### [Assignment]
Taking the records line by line, how many lines contain the word "inclusão"? Answer with the number only.

### [Listed entries]
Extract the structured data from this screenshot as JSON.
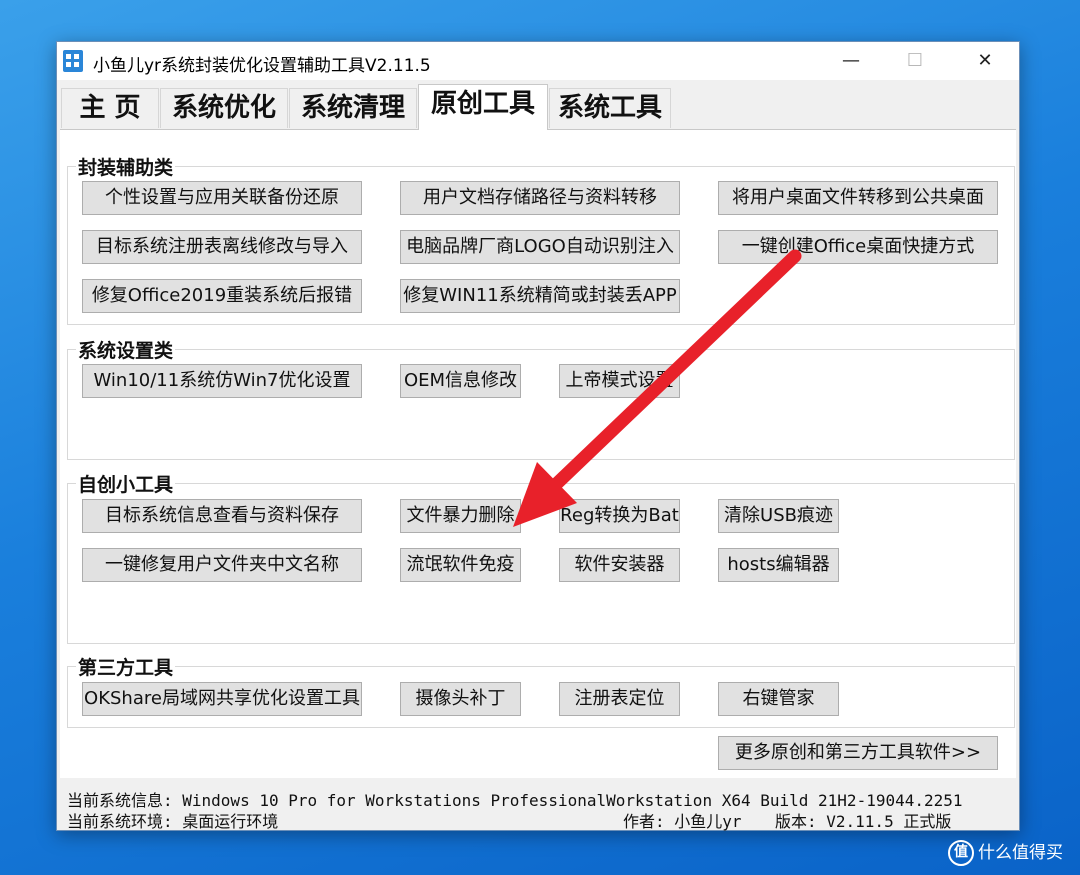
{
  "window": {
    "title": "小鱼儿yr系统封装优化设置辅助工具V2.11.5",
    "minimize_glyph": "—",
    "maximize_glyph": "☐",
    "close_glyph": "✕"
  },
  "tabs": [
    {
      "label": "主 页",
      "active": false
    },
    {
      "label": "系统优化",
      "active": false
    },
    {
      "label": "系统清理",
      "active": false
    },
    {
      "label": "原创工具",
      "active": true
    },
    {
      "label": "系统工具",
      "active": false
    }
  ],
  "groups": {
    "packaging": {
      "title": "封装辅助类",
      "buttons": [
        "个性设置与应用关联备份还原",
        "用户文档存储路径与资料转移",
        "将用户桌面文件转移到公共桌面",
        "目标系统注册表离线修改与导入",
        "电脑品牌厂商LOGO自动识别注入",
        "一键创建Office桌面快捷方式",
        "修复Office2019重装系统后报错",
        "修复WIN11系统精简或封装丢APP"
      ]
    },
    "system_settings": {
      "title": "系统设置类",
      "buttons": [
        "Win10/11系统仿Win7优化设置",
        "OEM信息修改",
        "上帝模式设置"
      ]
    },
    "own_tools": {
      "title": "自创小工具",
      "buttons": [
        "目标系统信息查看与资料保存",
        "文件暴力删除",
        "Reg转换为Bat",
        "清除USB痕迹",
        "一键修复用户文件夹中文名称",
        "流氓软件免疫",
        "软件安装器",
        "hosts编辑器"
      ]
    },
    "third_party": {
      "title": "第三方工具",
      "buttons": [
        "OKShare局域网共享优化设置工具",
        "摄像头补丁",
        "注册表定位",
        "右键管家"
      ]
    }
  },
  "more_button": "更多原创和第三方工具软件>>",
  "status": {
    "system_info": "当前系统信息: Windows 10 Pro for Workstations ProfessionalWorkstation X64 Build 21H2-19044.2251",
    "system_env": "当前系统环境: 桌面运行环境",
    "author": "作者: 小鱼儿yr",
    "version": "版本: V2.11.5 正式版"
  },
  "annotation": {
    "arrow_color": "#e8212a"
  },
  "watermark": {
    "icon_glyph": "值",
    "text": "什么值得买"
  }
}
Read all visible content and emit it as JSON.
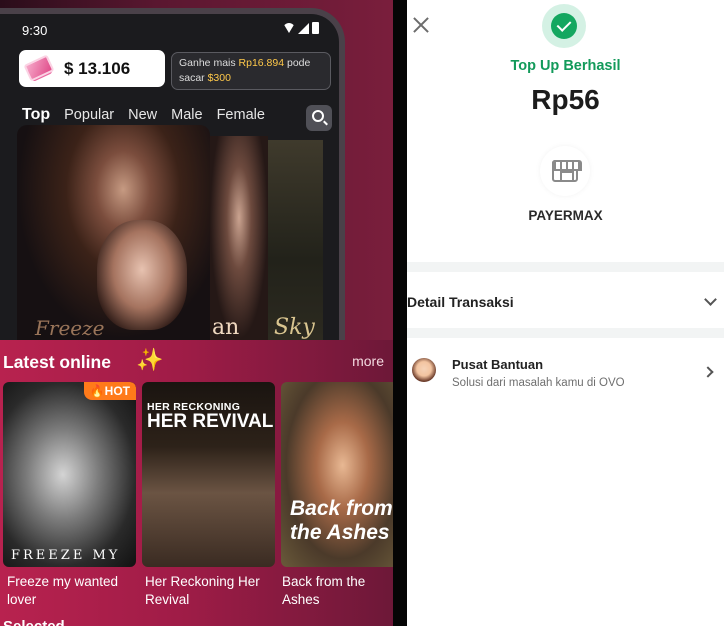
{
  "left_app": {
    "status": {
      "time": "9:30"
    },
    "balance": {
      "amount": "$ 13.106"
    },
    "earn_prompt": {
      "prefix": "Ganhe mais ",
      "highlight_amount": "Rp16.894",
      "middle": " pode sacar ",
      "highlight_cash": "$300"
    },
    "tabs": [
      {
        "label": "Top",
        "active": true
      },
      {
        "label": "Popular",
        "active": false
      },
      {
        "label": "New",
        "active": false
      },
      {
        "label": "Male",
        "active": false
      },
      {
        "label": "Female",
        "active": false
      }
    ],
    "banner_texts": {
      "b1": "Freeze",
      "b2": "an",
      "b3": "Sky"
    },
    "latest": {
      "title": "Latest online",
      "sparkle": "✨",
      "more_label": "more",
      "cards": [
        {
          "title": "Freeze my wanted lover",
          "cover_text": "FREEZE MY",
          "badge": "🔥HOT"
        },
        {
          "title": "Her Reckoning Her Revival",
          "cover_small": "HER RECKONING",
          "cover_big": "HER REVIVAL"
        },
        {
          "title": "Back from the Ashes",
          "cover_text": "Back from the Ashes"
        }
      ]
    },
    "selected_label": "Selected"
  },
  "payment": {
    "status_label": "Top Up Berhasil",
    "amount": "Rp56",
    "merchant": "PAYERMAX",
    "detail_label": "Detail Transaksi",
    "help": {
      "title": "Pusat Bantuan",
      "subtitle": "Solusi dari masalah kamu di OVO"
    },
    "colors": {
      "success": "#14a760",
      "success_text": "#129a5a"
    }
  }
}
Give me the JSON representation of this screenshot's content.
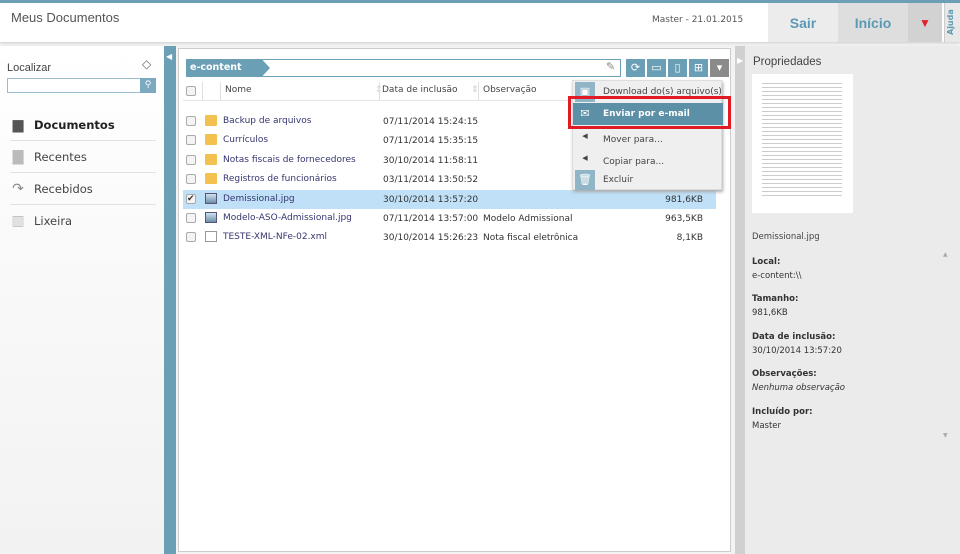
{
  "header": {
    "title": "Meus Documentos",
    "user_date": "Master  -  21.01.2015",
    "logout": "Sair",
    "home": "Início",
    "help": "Ajuda",
    "menu_icon": "triangle-down-icon",
    "accent": "#6a9fb5",
    "menu_color": "#e0202a"
  },
  "sidebar": {
    "search_label": "Localizar",
    "search_value": "",
    "items": [
      {
        "label": "Documentos",
        "icon": "documents-icon",
        "active": true
      },
      {
        "label": "Recentes",
        "icon": "recent-icon"
      },
      {
        "label": "Recebidos",
        "icon": "received-icon"
      },
      {
        "label": "Lixeira",
        "icon": "trash-icon"
      }
    ]
  },
  "main": {
    "breadcrumb": "e-content",
    "columns": [
      "Nome",
      "Data de inclusão",
      "Observação"
    ],
    "rows": [
      {
        "name": "Backup de arquivos",
        "date": "07/11/2014 15:24:15",
        "obs": "",
        "size": "",
        "type": "folder",
        "checked": false
      },
      {
        "name": "Currículos",
        "date": "07/11/2014 15:35:15",
        "obs": "",
        "size": "",
        "type": "folder",
        "checked": false
      },
      {
        "name": "Notas fiscais de fornecedores",
        "date": "30/10/2014 11:58:11",
        "obs": "",
        "size": "",
        "type": "folder",
        "checked": false
      },
      {
        "name": "Registros de funcionários",
        "date": "03/11/2014 13:50:52",
        "obs": "",
        "size": "",
        "type": "folder",
        "checked": false
      },
      {
        "name": "Demissional.jpg",
        "date": "30/10/2014 13:57:20",
        "obs": "",
        "size": "981,6KB",
        "type": "image",
        "checked": true
      },
      {
        "name": "Modelo-ASO-Admissional.jpg",
        "date": "07/11/2014 13:57:00",
        "obs": "Modelo Admissional",
        "size": "963,5KB",
        "type": "image",
        "checked": false
      },
      {
        "name": "TESTE-XML-NFe-02.xml",
        "date": "30/10/2014 15:26:23",
        "obs": "Nota fiscal eletrônica",
        "size": "8,1KB",
        "type": "xml",
        "checked": false
      }
    ],
    "context_menu": [
      "Download do(s) arquivo(s)",
      "Enviar por e-mail",
      "Mover para...",
      "Copiar para...",
      "Excluir"
    ],
    "highlighted_menu_item": "Enviar por e-mail"
  },
  "properties": {
    "title": "Propriedades",
    "file": "Demissional.jpg",
    "fields": [
      {
        "label": "Local:",
        "value": "e-content:\\\\"
      },
      {
        "label": "Tamanho:",
        "value": "981,6KB"
      },
      {
        "label": "Data de inclusão:",
        "value": "30/10/2014 13:57:20"
      },
      {
        "label": "Observações:",
        "value": "Nenhuma observação"
      },
      {
        "label": "Incluído por:",
        "value": "Master"
      }
    ]
  }
}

### [Solved exercise]
2